[AVAILABLE DATA Boundary: Start]

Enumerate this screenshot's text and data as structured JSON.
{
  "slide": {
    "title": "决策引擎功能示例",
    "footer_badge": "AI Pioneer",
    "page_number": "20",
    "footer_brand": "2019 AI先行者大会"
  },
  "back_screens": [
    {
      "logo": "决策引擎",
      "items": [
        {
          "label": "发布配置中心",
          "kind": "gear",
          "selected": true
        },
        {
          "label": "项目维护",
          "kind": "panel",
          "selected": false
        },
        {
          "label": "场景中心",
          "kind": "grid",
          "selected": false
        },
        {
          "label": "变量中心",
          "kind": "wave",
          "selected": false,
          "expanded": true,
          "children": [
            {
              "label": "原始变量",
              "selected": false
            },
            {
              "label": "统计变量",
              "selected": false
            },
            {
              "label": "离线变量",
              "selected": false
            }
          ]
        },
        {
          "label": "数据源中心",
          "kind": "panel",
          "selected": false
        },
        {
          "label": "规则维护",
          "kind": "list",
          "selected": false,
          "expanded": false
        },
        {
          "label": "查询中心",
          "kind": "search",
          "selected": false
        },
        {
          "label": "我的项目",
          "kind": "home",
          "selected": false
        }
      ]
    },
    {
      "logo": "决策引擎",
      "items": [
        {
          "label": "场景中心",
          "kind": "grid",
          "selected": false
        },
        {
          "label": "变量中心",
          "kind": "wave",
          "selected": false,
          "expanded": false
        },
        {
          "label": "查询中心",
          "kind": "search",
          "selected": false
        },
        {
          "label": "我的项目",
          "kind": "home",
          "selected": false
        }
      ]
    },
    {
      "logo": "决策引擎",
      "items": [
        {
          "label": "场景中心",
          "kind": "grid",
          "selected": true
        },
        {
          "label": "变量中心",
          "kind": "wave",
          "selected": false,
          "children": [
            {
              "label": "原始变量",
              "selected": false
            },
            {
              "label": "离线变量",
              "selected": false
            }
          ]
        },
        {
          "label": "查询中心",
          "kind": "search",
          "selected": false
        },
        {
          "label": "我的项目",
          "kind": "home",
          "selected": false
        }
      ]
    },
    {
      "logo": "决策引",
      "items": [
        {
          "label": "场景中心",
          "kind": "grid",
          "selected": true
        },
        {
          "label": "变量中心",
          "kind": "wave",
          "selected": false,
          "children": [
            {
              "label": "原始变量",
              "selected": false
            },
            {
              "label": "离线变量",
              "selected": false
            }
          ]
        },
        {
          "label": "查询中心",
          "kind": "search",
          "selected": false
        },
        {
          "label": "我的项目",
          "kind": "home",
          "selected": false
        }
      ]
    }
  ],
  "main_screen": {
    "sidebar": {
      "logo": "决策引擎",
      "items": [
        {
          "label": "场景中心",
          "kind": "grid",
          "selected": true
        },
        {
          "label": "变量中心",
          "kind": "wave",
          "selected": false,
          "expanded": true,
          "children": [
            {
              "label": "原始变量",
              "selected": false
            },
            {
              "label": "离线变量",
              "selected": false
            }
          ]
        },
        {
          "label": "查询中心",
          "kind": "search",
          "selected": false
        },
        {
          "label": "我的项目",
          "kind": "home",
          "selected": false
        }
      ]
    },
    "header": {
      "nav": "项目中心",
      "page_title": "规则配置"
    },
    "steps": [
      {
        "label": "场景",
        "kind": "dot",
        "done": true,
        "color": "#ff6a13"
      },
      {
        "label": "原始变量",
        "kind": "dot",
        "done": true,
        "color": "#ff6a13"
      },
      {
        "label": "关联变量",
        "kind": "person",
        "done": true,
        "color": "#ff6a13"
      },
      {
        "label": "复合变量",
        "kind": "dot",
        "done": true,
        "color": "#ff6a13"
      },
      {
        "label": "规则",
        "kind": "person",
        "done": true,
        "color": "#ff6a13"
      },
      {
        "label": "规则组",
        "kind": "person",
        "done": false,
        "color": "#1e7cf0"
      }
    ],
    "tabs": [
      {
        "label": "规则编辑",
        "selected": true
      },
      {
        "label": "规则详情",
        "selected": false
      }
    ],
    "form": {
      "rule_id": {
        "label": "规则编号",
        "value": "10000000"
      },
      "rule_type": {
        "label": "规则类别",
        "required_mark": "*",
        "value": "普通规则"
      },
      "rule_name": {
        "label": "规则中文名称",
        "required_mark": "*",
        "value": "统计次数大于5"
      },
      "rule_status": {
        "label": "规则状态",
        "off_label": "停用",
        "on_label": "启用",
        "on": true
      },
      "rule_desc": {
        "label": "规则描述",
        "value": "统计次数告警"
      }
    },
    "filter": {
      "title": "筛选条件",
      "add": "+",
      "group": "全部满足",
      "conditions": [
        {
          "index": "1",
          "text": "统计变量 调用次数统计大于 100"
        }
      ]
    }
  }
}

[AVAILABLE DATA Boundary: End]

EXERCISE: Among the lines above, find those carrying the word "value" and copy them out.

RESULT:
        "value": "10000000"
        "value": "普通规则"
        "value": "统计次数大于5"
        "value": "统计次数告警"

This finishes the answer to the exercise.